Look through the data below. Pick out the lines holding the string "icon".

DATA TO USE: Begin

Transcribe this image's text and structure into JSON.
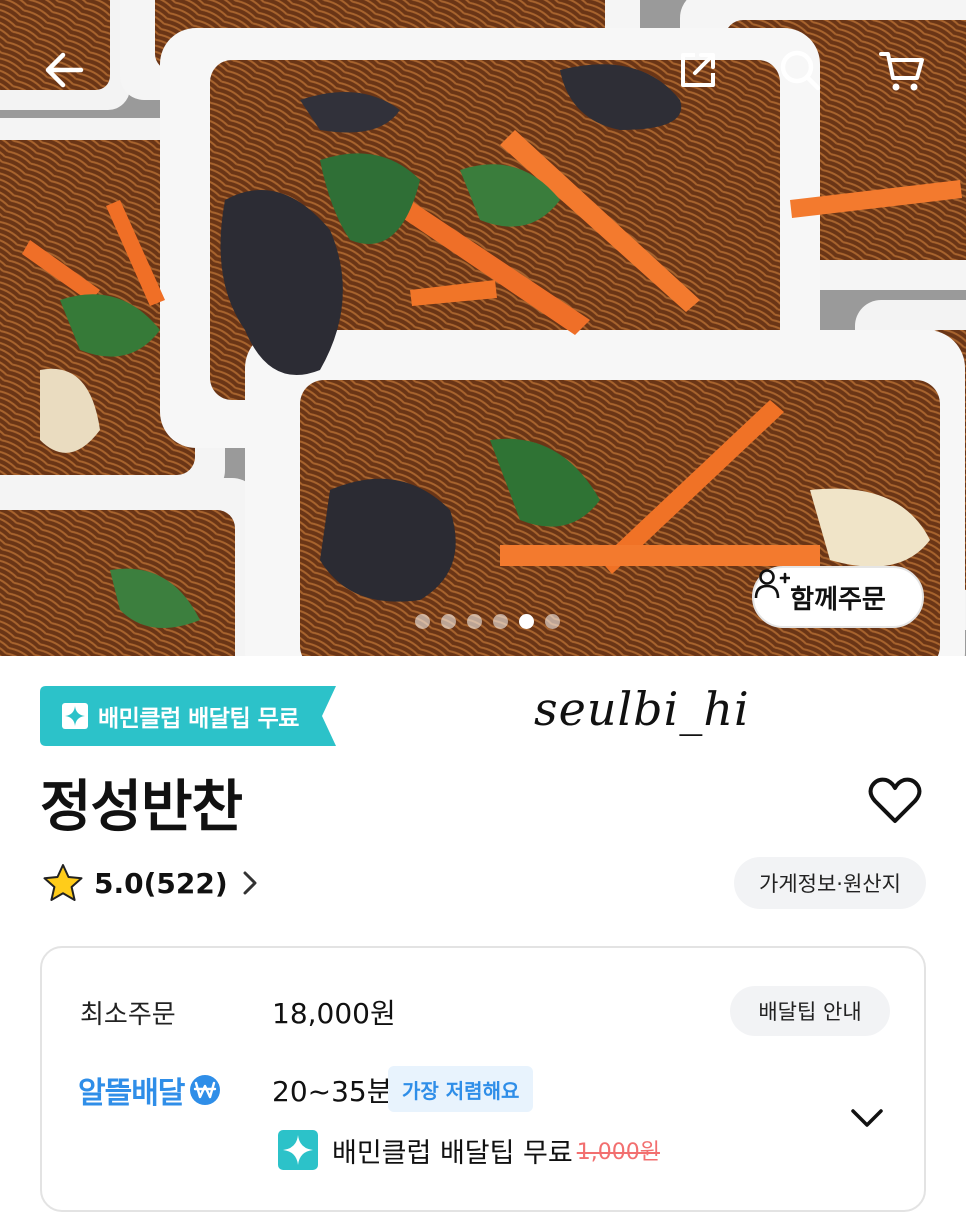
{
  "header": {
    "back_icon": "arrow-left-icon",
    "share_icon": "share-icon",
    "search_icon": "search-icon",
    "cart_icon": "cart-icon"
  },
  "hero": {
    "image_subject": "japchae-containers-photo",
    "slide_count": 6,
    "active_slide": 5,
    "group_order_label": "함께주문",
    "group_order_icon": "person-add-icon"
  },
  "store": {
    "club_badge": "배민클럽 배달팁 무료",
    "watermark": "seulbi_hi",
    "name": "정성반찬",
    "rating": "5.0(522)",
    "info_chip": "가게정보·원산지"
  },
  "delivery": {
    "min_order_label": "최소주문",
    "min_order_value": "18,000원",
    "tip_info_label": "배달팁 안내",
    "service_name": "알뜰배달",
    "time": "20~35분",
    "cheap_tag": "가장 저렴해요",
    "club_text": "배민클럽 배달팁 무료",
    "original_fee": "1,000원"
  },
  "colors": {
    "club_teal": "#2cc2c9",
    "alddeul_blue": "#2f8ee8",
    "strike_red": "#f26f6f",
    "star_yellow": "#ffcc1a"
  }
}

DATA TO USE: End

YOUR SOLUTION:
    "back_icon": "arrow-left-icon",
    "share_icon": "share-icon",
    "search_icon": "search-icon",
    "cart_icon": "cart-icon"
    "group_order_icon": "person-add-icon"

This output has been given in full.